Raissa’s New Beginning
It was the first Mother’s Day together since the union of the two sisters. The drive to and from visiting their mother was filled with much laughter. Pauline had many questions about what their mother was like, how past Mother’s Days had been, and they were giddy about celebrating it with her for the first time.
Raissa answered her questions and laughed along, but there was a part of her that was sad. As much as the reunion would be everything her mom dreamed of, Raissa could not help feeling a bit selfish. She had no problem with sharing her mother and was thrilled to have a sister and soon-to-be brother-in-law, but for some reason, all the new people in her life made her feel a bit lonely. Not in the traditional way but more in the loss of a connection.
She had spent so much time alone in her studio. It was, but a chance encounter, that she met Larry when the sun rose over the ocean. She recalled the many conversations they had and that feeling when he left. And then, entirely by chance, he reappears. The one time that Raissa takes a chance. Was it really by chance, or is it some sort of plan that she was not aware of?
Life is a journey, and she was beginning to learn that as one journey ends, a new one begins. She had been busy with the Writer’s Café, Pauline and Ricky’s upcoming nuptials, and painting like crazy and surrounded by so many. She had forgotten how it felt to be alone, in the quiet, with only her own thoughts that would race through her brain.
With all the craziness, she had not been running as she had been. Running was her thinking time, her contemplation, her way to sort out thoughts. So today, she would start a new routine and begin running again to gain that quiet time she needed to think. She gained energy from the bilateral physical movement activating both her right and left side of her brain.
This morning’s run treated her with a sunrise that reminded her of the day she had met Larry for the first time, the colors of sadness indeed. She was thankful for everything he had done but knew that tonight he would be hitting the road at the end of this night, and the good-byes would ring in her mind for days to come.
The reopening of the Writer’s Cafe had gone off without a hitch. So much of the day was spent first in preparation, then networking and learning about the grant applicants. Raissa had little time to spend enjoying all that they had done, but when she heard a ZZ Top song and the drums starting, she made her way to the stage to watch the band play. Larry was so much more in his element than she had ever seen him. When the guitar player took the stage, she saw Larry’s crooked smile grow and a twinkle in his eye that could have lit the entire room. Yes, Larry needed to go seek some solitude, but that didn’t make her any less sad.

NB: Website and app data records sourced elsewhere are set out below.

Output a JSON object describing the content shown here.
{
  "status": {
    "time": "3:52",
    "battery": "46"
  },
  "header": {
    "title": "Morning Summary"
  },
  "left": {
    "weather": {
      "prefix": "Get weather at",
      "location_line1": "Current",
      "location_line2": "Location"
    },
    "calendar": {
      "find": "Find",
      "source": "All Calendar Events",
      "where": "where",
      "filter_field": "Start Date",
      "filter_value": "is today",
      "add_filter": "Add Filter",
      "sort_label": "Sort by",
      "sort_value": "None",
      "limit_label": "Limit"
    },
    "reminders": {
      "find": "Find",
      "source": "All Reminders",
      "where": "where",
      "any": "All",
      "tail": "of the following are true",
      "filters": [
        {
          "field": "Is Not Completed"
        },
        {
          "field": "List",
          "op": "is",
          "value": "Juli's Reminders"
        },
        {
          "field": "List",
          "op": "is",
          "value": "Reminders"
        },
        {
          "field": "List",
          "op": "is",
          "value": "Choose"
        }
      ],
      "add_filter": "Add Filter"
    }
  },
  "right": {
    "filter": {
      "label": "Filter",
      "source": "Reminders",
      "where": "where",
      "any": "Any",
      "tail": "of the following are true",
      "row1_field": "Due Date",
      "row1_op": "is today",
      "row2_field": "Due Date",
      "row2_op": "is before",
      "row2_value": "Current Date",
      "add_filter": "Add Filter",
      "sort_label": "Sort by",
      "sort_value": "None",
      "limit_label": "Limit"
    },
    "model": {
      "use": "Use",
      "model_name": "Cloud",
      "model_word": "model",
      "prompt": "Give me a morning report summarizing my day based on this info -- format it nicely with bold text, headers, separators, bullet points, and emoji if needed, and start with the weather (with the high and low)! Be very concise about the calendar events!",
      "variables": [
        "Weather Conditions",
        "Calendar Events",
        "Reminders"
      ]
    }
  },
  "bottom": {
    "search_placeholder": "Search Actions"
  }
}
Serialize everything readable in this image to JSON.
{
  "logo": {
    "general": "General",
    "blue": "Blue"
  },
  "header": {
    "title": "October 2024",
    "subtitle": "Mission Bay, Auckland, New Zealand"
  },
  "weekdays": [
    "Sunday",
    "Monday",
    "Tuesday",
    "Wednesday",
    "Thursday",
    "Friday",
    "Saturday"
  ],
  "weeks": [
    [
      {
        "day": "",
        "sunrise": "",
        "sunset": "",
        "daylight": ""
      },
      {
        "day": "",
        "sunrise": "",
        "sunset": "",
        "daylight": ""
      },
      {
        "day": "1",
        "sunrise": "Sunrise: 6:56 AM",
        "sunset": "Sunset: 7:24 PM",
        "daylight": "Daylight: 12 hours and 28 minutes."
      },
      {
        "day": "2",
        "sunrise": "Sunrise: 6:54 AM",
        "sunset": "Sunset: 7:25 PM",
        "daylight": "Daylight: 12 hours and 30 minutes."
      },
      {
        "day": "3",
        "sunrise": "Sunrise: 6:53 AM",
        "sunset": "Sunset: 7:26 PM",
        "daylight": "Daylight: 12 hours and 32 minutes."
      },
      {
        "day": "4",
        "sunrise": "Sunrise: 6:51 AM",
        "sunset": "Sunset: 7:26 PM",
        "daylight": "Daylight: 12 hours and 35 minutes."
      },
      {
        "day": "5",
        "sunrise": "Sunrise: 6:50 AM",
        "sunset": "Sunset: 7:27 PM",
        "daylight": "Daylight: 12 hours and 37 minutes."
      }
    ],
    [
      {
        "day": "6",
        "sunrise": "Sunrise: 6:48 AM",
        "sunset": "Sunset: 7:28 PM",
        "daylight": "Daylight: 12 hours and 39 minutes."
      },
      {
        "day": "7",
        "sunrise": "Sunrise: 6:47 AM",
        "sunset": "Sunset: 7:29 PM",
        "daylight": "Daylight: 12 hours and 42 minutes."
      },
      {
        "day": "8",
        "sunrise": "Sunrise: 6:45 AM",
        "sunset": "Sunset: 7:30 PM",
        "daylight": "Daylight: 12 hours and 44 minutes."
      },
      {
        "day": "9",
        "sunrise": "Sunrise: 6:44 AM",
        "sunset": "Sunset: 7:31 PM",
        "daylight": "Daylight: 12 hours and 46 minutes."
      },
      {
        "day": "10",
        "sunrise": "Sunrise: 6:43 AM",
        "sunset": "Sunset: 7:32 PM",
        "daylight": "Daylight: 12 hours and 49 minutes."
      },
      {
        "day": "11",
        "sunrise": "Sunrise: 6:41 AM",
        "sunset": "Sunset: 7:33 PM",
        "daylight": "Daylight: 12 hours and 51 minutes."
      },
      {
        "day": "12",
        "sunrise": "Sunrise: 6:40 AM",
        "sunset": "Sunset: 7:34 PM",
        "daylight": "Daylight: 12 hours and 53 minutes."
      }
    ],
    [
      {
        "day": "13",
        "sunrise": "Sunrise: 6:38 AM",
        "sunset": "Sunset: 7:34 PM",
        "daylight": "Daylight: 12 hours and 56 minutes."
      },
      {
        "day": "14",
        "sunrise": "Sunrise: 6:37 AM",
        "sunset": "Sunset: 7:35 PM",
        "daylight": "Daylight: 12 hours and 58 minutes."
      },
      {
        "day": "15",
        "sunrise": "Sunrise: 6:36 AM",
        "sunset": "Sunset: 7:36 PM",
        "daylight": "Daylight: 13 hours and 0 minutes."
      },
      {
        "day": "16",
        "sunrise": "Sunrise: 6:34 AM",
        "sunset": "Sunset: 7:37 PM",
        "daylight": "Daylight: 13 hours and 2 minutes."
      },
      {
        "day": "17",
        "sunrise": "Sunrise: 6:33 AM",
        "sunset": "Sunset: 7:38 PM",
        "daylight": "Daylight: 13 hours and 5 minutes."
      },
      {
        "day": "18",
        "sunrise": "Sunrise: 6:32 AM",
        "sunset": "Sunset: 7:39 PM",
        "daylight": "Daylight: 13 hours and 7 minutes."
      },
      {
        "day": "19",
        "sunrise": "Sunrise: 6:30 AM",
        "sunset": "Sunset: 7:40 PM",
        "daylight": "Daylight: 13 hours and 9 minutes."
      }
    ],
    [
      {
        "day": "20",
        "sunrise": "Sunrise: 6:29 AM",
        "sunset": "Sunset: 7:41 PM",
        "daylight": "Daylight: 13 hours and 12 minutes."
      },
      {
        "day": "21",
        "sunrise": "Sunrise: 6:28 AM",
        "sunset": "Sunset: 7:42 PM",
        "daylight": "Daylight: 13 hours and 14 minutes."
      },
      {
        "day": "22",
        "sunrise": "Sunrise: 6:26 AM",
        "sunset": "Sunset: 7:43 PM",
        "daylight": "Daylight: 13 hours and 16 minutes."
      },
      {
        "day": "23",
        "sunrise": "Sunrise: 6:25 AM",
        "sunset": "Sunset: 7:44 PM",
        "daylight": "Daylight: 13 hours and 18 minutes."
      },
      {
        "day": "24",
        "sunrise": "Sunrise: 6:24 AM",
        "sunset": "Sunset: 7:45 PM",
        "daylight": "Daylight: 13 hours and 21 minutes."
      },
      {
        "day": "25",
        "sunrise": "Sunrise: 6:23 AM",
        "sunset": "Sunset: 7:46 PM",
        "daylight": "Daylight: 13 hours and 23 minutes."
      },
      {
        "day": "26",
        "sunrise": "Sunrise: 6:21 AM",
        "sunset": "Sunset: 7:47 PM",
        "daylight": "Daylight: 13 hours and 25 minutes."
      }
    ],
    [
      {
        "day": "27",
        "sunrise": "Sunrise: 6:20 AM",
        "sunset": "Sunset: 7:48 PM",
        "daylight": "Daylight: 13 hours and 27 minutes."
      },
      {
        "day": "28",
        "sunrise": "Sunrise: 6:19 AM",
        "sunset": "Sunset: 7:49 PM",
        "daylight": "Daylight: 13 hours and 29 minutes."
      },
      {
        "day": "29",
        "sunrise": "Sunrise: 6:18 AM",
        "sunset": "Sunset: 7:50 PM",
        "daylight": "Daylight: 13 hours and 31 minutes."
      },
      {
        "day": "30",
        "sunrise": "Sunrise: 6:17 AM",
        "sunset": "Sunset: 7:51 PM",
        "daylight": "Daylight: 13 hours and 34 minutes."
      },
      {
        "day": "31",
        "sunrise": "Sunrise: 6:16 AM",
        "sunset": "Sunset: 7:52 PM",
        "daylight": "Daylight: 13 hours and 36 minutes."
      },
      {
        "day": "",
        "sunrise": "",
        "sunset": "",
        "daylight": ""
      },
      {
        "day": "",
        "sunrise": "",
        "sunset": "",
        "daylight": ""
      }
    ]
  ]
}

She was a bit jealous of his freedom, but there was much she needed to do with the Café and with the planning of Pauline and Ricky’s wedding. She knew her time to roam would come soon enough. When Larry gave her that hug and said, “catch up with me when you are ready for a road trip.” Raissa had an urge to hop on the Harley and ride off into the sunset, but she resisted. He had to have his time to think too.
There had been a spark that ignited. Raissa’s creativity was flowing. Her art was coming alive. She was fearful that it was because of the adventures and new places explored. She was frightened the flame would extinguish as they had in her studio in Myrtle Beach by staying in one place. She just needed to keep following the path ahead of her.